Each line below with the string "creating" should be copied.
** Data for processing follows **
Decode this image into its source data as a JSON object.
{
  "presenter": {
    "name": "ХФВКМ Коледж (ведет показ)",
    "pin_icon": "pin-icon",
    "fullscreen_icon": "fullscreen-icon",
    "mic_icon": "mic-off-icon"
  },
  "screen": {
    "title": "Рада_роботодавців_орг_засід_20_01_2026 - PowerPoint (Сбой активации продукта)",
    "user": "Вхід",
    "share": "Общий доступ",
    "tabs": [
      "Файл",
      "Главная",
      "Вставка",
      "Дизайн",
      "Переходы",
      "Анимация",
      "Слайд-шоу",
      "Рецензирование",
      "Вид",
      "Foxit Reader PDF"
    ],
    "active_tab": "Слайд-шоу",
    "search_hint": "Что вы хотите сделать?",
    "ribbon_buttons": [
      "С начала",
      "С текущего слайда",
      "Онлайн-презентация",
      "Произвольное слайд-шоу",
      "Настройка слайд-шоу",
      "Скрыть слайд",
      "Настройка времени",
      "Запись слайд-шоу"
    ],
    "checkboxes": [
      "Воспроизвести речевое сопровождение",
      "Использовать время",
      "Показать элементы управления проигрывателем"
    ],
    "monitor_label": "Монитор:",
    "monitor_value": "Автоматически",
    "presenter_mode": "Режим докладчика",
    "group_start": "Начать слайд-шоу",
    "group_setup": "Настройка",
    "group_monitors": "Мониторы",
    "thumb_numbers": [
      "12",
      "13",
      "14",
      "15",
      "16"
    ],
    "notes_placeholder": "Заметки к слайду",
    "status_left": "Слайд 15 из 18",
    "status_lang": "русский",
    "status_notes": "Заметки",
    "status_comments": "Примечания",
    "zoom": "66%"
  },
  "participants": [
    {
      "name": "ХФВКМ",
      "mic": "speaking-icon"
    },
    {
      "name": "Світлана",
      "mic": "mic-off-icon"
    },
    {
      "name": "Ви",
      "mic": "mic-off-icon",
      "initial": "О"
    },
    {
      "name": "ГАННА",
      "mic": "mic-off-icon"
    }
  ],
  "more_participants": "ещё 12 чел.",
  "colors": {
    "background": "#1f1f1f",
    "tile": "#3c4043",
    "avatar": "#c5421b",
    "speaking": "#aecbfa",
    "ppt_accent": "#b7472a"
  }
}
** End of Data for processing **
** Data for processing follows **
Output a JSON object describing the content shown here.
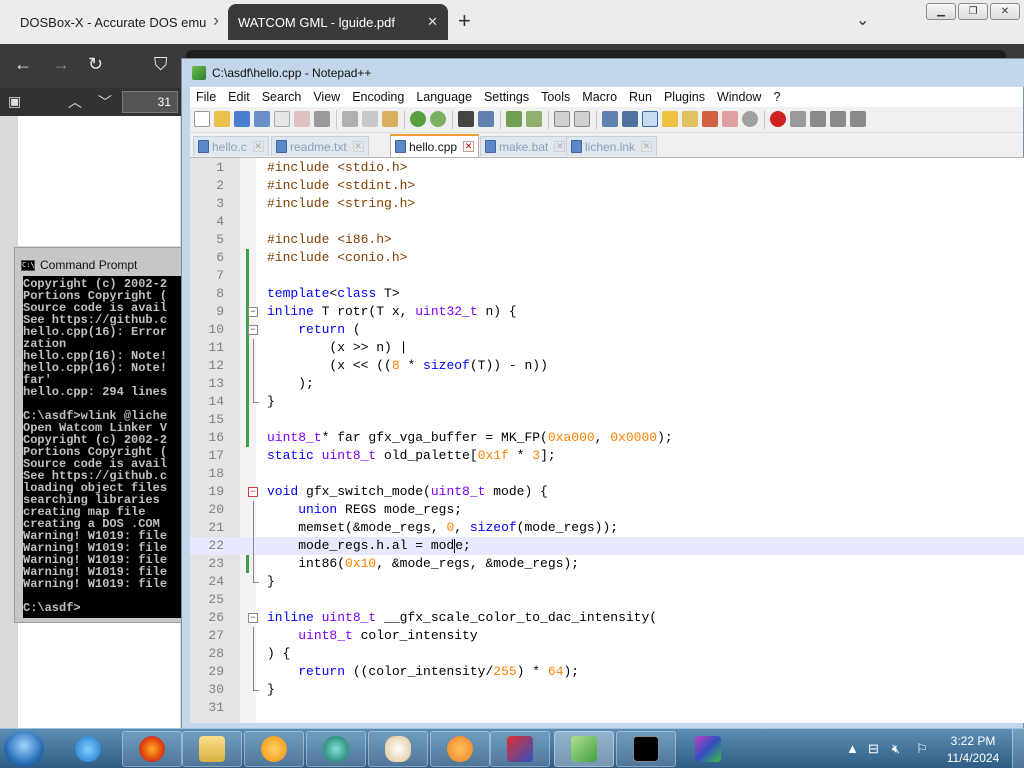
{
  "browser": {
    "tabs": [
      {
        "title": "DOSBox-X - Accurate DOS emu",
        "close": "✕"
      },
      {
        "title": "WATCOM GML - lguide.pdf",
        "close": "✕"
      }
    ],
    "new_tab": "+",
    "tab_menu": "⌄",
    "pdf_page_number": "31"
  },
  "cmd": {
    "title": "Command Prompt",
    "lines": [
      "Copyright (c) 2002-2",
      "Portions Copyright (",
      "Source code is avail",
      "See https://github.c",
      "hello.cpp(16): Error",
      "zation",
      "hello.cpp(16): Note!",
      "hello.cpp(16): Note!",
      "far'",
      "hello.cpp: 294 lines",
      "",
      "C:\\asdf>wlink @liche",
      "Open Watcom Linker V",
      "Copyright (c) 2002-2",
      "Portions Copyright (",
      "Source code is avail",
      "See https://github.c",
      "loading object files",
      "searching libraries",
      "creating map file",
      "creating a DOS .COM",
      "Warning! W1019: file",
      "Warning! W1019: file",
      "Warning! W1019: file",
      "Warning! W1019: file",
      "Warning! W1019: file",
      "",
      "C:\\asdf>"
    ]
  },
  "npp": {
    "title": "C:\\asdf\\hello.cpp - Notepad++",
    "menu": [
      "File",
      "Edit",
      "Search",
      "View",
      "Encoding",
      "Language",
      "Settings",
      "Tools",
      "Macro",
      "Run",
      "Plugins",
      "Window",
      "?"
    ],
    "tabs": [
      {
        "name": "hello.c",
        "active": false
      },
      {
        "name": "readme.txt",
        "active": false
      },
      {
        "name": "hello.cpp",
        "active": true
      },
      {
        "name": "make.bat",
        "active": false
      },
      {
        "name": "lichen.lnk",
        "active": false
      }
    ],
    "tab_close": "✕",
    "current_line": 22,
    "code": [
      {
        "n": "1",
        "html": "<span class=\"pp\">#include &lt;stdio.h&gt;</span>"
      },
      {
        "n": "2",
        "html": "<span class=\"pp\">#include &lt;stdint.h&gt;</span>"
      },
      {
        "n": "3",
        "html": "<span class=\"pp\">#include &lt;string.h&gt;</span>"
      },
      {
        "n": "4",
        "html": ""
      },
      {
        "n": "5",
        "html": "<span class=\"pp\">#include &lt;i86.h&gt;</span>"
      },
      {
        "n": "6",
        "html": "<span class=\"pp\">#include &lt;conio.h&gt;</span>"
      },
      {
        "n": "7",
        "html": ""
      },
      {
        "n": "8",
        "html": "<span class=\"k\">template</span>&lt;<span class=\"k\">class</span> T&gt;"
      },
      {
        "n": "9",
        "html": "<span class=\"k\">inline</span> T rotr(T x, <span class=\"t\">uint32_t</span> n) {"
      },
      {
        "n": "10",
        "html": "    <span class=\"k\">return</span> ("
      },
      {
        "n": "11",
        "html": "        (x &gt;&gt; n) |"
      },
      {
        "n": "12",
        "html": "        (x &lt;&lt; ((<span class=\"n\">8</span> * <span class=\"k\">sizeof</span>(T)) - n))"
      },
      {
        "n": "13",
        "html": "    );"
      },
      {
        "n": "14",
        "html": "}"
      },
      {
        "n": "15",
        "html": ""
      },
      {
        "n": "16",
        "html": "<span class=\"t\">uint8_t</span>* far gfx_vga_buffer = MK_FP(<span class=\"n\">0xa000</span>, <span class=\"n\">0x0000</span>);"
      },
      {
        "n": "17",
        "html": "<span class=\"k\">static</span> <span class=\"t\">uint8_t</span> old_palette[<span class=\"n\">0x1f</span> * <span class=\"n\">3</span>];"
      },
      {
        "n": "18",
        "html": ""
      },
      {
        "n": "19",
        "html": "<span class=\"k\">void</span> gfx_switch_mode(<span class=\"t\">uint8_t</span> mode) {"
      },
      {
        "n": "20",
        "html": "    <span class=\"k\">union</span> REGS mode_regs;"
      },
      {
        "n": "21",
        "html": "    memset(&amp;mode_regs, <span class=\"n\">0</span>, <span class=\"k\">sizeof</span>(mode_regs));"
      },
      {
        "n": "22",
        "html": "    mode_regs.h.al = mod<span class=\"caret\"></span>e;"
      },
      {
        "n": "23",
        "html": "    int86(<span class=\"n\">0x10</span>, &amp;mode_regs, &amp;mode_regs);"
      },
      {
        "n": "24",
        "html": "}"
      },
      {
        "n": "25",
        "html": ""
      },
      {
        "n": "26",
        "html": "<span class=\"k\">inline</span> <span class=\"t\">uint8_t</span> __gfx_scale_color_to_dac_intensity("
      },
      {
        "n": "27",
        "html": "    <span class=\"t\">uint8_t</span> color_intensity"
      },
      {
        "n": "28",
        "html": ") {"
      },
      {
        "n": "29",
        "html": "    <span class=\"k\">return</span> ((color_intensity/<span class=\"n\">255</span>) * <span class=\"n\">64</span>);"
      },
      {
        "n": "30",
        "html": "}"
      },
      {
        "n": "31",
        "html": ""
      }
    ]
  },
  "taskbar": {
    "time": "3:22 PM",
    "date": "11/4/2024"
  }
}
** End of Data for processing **
• Written solution
      "creating map file",
      "creating a DOS .COM",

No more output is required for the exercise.